* **WORK REQUIRED**
Using the data below, copy each line that includes the word "Best".

* **MATERIAL FOR THIS EXERCISE**

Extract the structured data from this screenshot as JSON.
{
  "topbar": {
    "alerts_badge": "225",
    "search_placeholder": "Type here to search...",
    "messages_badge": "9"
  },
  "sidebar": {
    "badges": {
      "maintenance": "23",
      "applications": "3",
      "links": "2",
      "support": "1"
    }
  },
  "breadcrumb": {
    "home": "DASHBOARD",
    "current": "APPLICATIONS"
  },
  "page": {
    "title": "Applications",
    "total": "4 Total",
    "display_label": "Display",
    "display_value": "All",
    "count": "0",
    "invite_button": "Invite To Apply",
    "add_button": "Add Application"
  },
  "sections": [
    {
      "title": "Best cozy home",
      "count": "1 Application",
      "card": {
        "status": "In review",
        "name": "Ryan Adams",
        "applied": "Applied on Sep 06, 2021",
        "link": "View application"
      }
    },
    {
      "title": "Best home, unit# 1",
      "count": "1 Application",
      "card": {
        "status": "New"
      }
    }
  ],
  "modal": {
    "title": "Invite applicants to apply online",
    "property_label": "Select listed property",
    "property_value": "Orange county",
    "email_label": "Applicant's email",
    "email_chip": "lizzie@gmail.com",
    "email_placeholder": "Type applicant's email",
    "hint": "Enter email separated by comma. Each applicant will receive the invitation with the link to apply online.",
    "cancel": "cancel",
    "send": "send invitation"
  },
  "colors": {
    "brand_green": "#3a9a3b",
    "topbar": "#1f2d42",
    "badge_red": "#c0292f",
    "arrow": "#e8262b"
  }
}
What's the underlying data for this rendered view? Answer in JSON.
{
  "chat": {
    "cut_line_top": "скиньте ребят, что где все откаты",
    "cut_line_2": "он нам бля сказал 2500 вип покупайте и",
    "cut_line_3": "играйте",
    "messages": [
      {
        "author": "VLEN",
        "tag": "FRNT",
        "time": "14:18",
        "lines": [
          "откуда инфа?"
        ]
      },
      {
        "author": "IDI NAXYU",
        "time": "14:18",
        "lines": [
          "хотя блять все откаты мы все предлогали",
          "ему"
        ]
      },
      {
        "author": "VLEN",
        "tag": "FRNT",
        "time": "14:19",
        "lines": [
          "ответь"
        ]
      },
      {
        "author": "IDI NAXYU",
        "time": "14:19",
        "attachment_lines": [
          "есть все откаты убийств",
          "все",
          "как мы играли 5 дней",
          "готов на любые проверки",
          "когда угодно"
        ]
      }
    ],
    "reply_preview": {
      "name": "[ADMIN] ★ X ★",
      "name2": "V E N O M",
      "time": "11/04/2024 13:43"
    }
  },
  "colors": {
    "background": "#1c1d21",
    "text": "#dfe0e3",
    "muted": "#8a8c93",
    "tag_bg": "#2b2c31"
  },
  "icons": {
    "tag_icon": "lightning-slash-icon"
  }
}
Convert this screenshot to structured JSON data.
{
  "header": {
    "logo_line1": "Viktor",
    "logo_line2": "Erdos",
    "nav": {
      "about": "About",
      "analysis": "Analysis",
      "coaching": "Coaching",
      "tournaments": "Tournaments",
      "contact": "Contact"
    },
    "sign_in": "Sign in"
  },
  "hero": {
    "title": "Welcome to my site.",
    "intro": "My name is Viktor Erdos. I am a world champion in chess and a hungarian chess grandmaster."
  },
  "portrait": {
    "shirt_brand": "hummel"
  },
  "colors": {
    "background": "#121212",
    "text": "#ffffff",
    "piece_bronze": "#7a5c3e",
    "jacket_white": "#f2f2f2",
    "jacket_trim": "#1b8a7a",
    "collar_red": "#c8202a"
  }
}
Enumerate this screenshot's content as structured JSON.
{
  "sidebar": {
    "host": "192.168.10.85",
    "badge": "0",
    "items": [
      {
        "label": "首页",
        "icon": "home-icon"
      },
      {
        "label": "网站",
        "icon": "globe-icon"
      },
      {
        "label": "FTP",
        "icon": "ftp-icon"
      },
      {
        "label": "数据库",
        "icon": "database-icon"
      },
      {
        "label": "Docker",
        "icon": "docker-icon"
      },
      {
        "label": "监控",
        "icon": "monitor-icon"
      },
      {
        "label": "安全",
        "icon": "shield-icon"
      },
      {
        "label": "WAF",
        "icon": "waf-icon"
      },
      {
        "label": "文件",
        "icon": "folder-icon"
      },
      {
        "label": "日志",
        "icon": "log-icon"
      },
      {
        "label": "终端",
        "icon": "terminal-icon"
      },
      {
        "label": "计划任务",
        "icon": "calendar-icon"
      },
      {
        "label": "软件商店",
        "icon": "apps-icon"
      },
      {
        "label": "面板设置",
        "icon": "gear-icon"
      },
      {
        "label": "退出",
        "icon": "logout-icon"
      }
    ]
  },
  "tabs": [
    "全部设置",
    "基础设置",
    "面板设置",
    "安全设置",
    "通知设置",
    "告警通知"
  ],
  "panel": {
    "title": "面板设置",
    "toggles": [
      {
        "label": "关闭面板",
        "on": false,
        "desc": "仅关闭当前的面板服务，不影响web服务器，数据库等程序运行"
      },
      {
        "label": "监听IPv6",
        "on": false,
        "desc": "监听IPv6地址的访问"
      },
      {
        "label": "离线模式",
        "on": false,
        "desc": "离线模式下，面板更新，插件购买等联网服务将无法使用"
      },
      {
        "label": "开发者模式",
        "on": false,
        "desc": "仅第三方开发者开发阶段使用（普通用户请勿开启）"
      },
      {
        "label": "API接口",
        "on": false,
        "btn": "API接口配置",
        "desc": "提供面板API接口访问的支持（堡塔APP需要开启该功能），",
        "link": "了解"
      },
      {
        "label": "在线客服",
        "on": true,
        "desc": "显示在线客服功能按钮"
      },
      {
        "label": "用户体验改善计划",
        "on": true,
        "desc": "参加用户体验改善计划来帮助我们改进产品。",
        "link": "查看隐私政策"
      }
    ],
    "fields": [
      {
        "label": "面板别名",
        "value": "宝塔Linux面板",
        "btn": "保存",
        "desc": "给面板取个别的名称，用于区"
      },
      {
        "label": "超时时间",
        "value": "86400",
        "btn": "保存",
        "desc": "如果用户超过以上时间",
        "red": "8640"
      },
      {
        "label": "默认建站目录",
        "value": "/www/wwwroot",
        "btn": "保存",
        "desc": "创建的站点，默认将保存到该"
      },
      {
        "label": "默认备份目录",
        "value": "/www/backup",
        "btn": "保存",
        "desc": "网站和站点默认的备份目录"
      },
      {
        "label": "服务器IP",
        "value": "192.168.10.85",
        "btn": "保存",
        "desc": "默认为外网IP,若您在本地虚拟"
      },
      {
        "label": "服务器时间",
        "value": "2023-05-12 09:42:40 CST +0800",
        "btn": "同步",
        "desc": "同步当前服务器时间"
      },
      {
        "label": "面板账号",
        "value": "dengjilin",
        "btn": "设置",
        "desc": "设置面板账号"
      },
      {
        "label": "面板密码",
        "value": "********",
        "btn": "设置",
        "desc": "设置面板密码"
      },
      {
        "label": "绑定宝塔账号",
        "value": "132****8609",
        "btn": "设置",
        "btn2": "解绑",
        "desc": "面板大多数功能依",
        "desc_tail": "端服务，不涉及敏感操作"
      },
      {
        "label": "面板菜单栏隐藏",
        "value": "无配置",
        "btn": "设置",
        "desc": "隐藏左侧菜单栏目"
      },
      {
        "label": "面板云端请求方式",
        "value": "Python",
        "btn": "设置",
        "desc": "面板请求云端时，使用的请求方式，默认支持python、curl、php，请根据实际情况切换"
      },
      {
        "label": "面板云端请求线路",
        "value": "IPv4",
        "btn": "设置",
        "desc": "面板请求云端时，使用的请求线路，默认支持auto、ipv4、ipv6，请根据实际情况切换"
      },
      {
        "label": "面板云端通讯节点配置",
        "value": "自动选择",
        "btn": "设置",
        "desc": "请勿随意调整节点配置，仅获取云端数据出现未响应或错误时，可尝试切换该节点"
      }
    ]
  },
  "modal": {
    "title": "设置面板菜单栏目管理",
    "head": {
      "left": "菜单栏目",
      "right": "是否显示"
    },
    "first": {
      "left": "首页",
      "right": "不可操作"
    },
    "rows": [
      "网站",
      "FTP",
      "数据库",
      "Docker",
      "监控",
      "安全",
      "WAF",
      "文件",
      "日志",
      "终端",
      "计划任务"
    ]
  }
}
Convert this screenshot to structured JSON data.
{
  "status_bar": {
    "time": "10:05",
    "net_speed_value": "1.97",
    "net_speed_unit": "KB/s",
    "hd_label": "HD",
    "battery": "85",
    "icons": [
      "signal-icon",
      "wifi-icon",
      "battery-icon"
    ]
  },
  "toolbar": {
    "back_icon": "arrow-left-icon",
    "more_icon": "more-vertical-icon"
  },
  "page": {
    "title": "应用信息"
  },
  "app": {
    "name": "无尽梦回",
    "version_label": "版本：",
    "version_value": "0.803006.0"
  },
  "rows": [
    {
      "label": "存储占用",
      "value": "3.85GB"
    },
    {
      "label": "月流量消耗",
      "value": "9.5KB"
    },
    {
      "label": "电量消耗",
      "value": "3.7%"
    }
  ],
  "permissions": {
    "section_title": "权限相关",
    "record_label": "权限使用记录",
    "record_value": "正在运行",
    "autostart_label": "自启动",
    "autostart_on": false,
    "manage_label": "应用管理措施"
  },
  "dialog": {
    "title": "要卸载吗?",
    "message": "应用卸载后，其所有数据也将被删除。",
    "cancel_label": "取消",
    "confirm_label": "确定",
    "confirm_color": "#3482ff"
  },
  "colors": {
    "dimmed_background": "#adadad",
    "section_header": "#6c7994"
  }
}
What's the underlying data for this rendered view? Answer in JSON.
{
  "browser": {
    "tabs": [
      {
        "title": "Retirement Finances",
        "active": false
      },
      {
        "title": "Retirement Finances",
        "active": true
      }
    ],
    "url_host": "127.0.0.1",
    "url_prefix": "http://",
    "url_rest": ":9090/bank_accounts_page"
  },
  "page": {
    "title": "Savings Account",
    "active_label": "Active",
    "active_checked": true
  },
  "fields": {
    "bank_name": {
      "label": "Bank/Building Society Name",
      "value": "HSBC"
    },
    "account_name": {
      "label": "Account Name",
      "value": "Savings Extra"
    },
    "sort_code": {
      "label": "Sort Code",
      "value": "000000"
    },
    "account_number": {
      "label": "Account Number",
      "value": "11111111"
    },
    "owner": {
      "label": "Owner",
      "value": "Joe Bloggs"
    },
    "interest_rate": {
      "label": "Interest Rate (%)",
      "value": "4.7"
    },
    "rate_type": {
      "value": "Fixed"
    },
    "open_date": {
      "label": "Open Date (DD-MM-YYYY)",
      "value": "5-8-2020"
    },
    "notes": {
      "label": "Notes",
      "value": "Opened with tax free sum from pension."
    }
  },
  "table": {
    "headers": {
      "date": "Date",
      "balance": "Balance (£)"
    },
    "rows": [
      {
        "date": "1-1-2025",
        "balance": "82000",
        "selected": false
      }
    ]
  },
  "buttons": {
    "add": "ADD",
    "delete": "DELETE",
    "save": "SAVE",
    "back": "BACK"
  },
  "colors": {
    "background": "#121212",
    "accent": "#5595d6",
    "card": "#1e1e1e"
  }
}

* **OUTPUT BELOW**
      "title": "Best cozy home",
      "title": "Best home, unit# 1",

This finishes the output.